The program is designed to equip participants with the necessary skills to promote the responsible development of the extractive industries sector in resource-rich developing countries and to encourage a rich dialogue about best practices from around the globe. The two-week training emphasizes the interdisciplinary nature of resource-based development. By working through real case studies and with practitioners and experts in the field, participants will be able to apply analytical tools and frameworks to the unique context of the extractive industries in their country.
For more information, or to apply, please visit our website. Applications will be accepted until March 1, 2015.
CCSI, the Sciences Po Law School Clinic, and the Columbia Law School Human Rights Institute recently published an outcome document of a one-day roundtable focused on the opportunities and challenges presented by human rights impact assessments (HRIAs) of large-scale foreign investments. The roundtable, which was held in April 2014 at Columbia University, provided an opportunity for collaborative reflection on the development of HRIAs, as well as on ways to enhance HRIAs as a framework and tool for both human rights advocacy and human rights risk management in respect of foreign investments.

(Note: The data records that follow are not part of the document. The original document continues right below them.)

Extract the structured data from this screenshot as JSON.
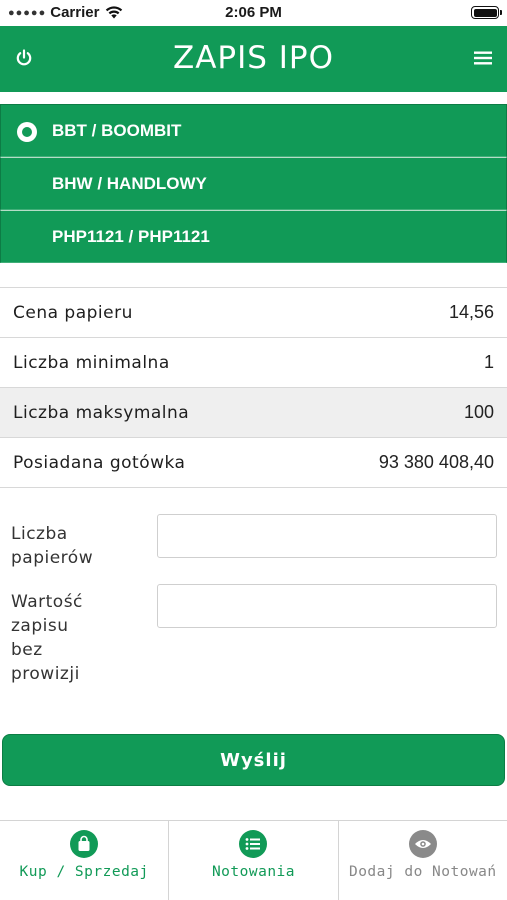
{
  "status_bar": {
    "carrier": "Carrier",
    "time": "2:06 PM"
  },
  "header": {
    "title": "ZAPIS IPO",
    "power_icon": "power-icon",
    "menu_icon": "hamburger-menu-icon"
  },
  "instruments": [
    {
      "label": "BBT / BOOMBIT",
      "selected": true
    },
    {
      "label": "BHW / HANDLOWY",
      "selected": false
    },
    {
      "label": "PHP1121 / PHP1121",
      "selected": false
    }
  ],
  "info": {
    "rows": [
      {
        "label": "Cena papieru",
        "value": "14,56"
      },
      {
        "label": "Liczba minimalna",
        "value": "1"
      },
      {
        "label": "Liczba maksymalna",
        "value": "100"
      },
      {
        "label": "Posiadana gotówka",
        "value": "93 380 408,40"
      }
    ]
  },
  "form": {
    "quantity_label": "Liczba\npapierów",
    "quantity_value": "",
    "value_label": "Wartość\nzapisu\nbez\nprowizji",
    "value_value": ""
  },
  "submit_label": "Wyślij",
  "tabs": [
    {
      "label": "Kup / Sprzedaj",
      "icon": "shopping-bag-icon",
      "state": "active"
    },
    {
      "label": "Notowania",
      "icon": "list-icon",
      "state": "active"
    },
    {
      "label": "Dodaj do Notowań",
      "icon": "eye-icon",
      "state": "inactive"
    }
  ],
  "colors": {
    "brand_green": "#119a57",
    "inactive_gray": "#888888"
  }
}
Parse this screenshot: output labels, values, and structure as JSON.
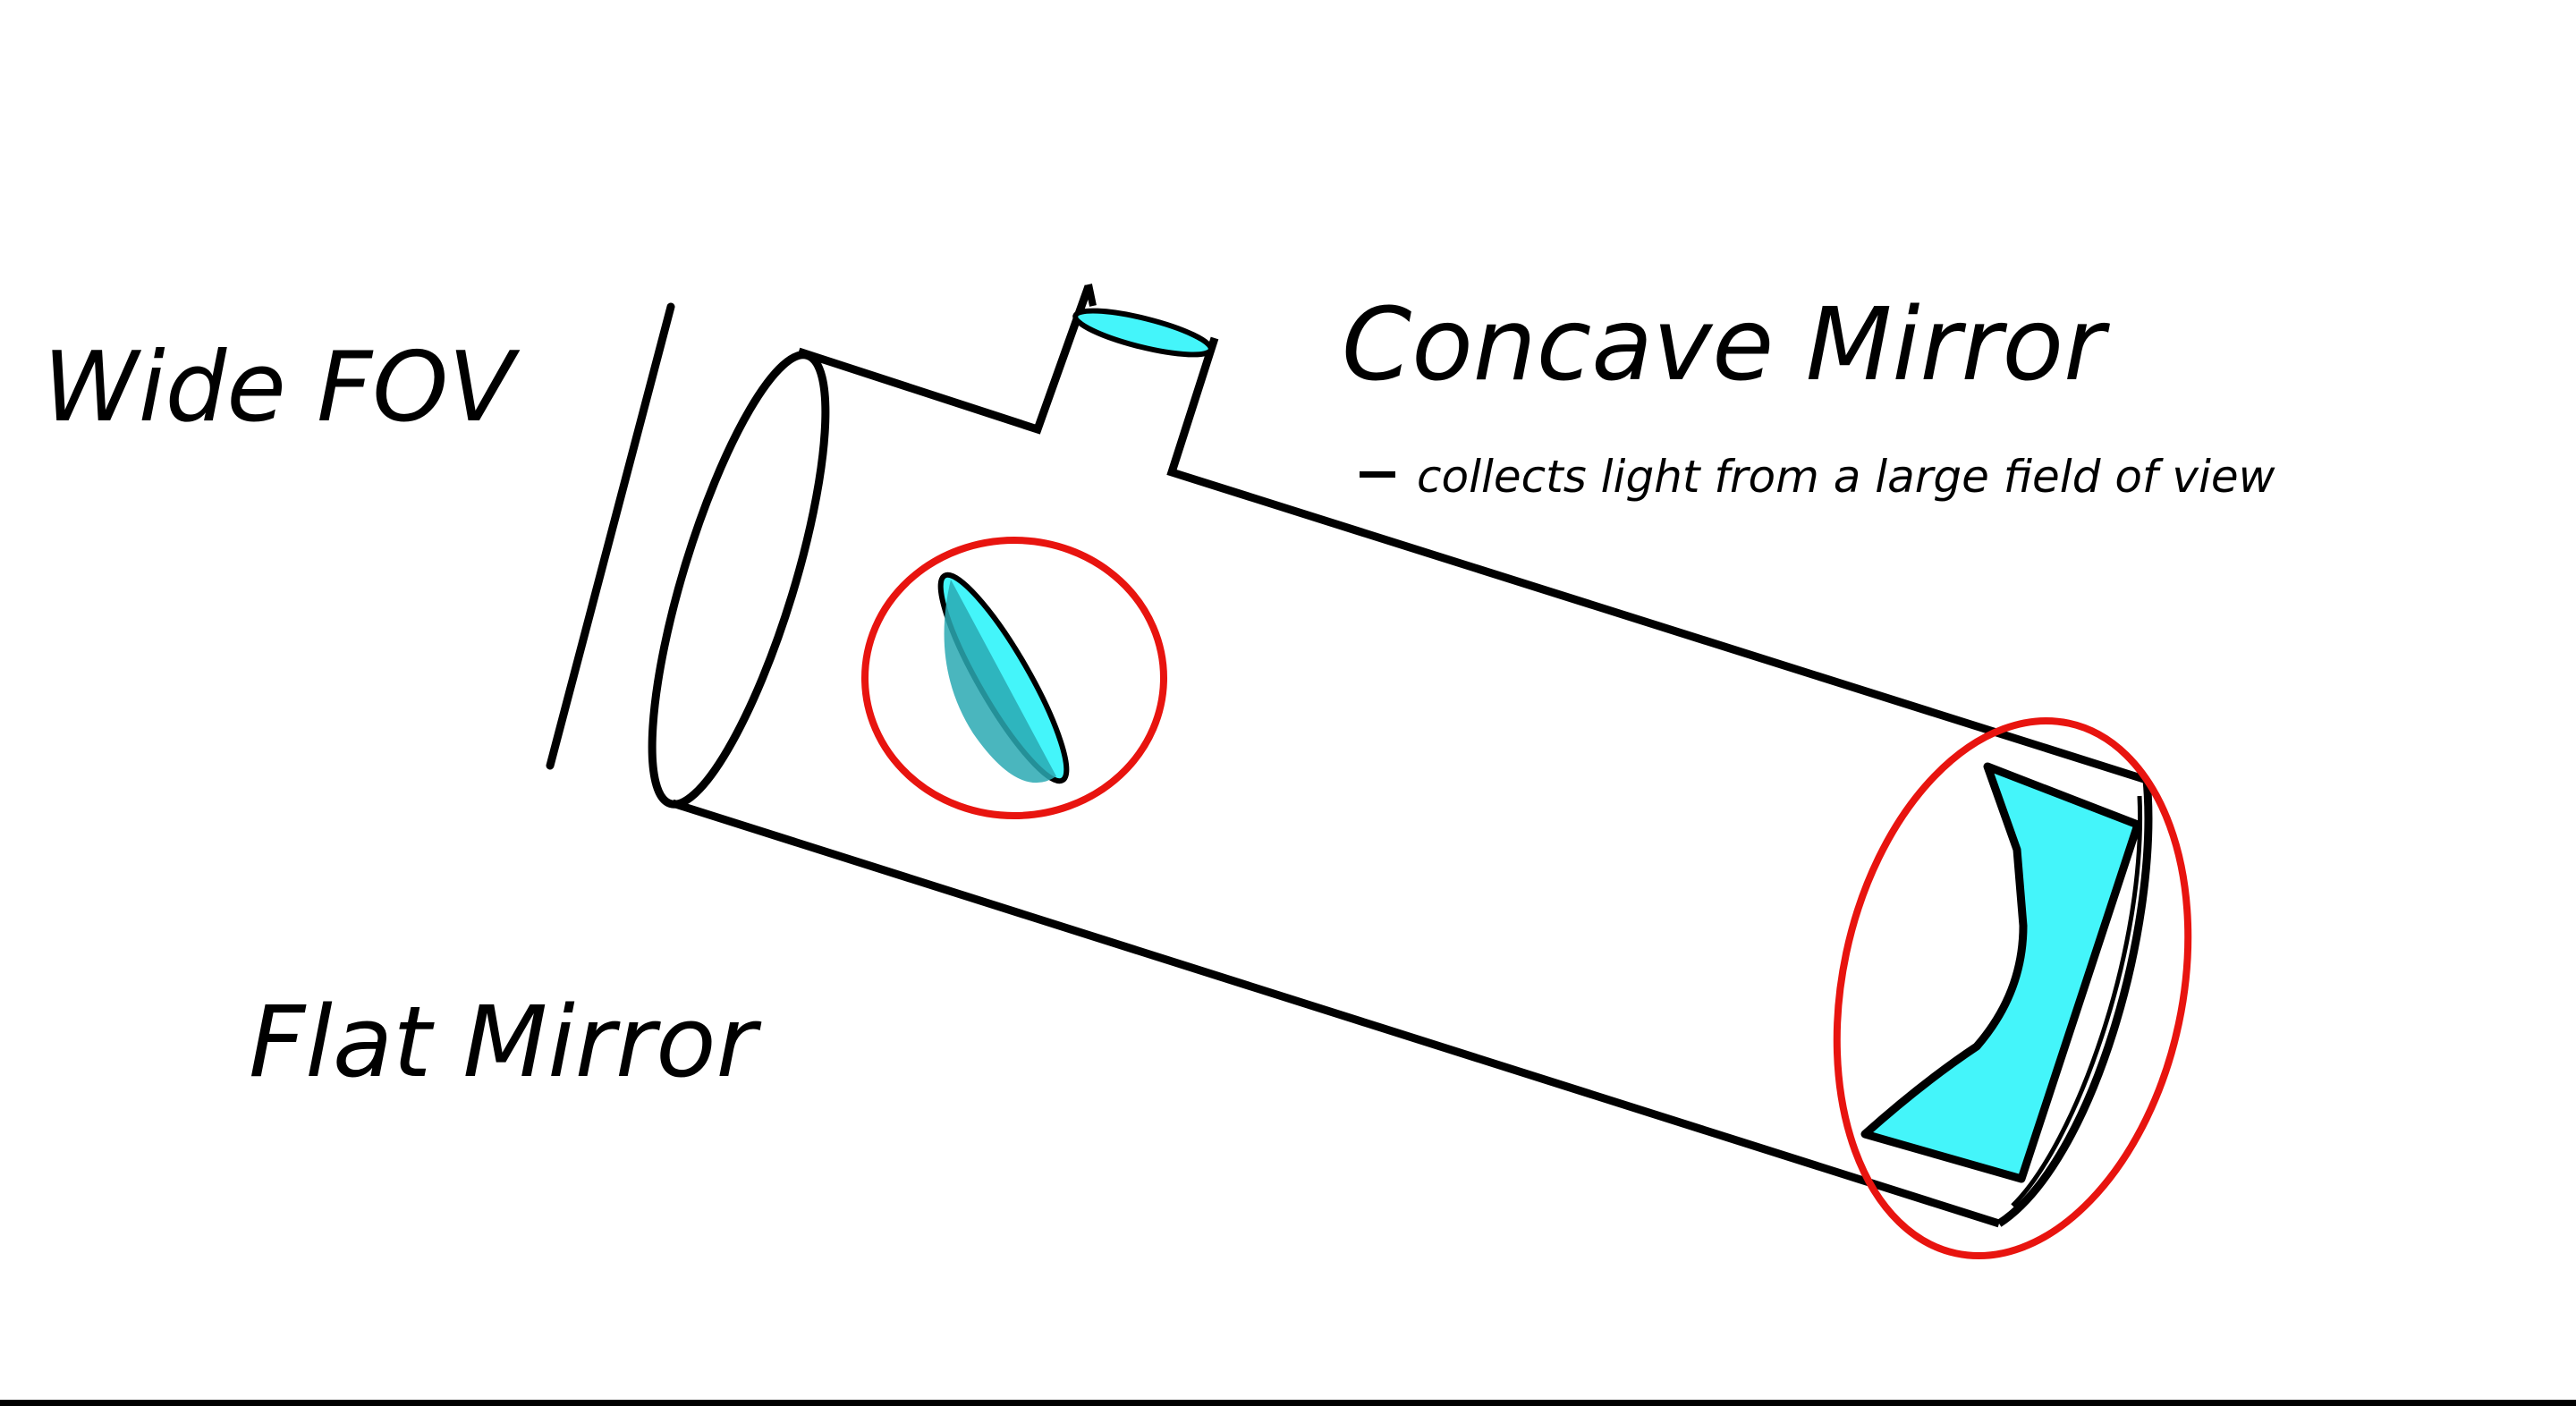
{
  "labels": {
    "wide_fov": "Wide FOV",
    "flat_mirror": "Flat Mirror",
    "concave_mirror": "Concave Mirror",
    "concave_note": "collects light from a large field of view"
  },
  "colors": {
    "outline": "#000000",
    "mirror_fill": "#44f5fa",
    "mirror_shade": "#2aa9b3",
    "highlight": "#e8140f",
    "background": "#ffffff"
  }
}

By sharing the outcomes of the roundtable, this document aims to support HRIA practitioners, company officials, civil society representatives, and other stakeholders focused on human rights and foreign investment in further reflection on the objectives and methods of HRIAs. The roundtable examined the various practices comprising HRIAs, and the discussion underscored that many of the challenges associated with carrying out an HRIA are common to multiple stakeholders, albeit borne out in different ways. This outcome document describes some of the primary ways in which HRIAs are undertaken and outlines the salient issues and key challenges that practitioners have identified.
CCSI and the Sciences Po Law School Clinic are continuing to follow up on this roundtable in collaboration with the Danish Institute for Human Rights. For more information, please contact us at email@example.com.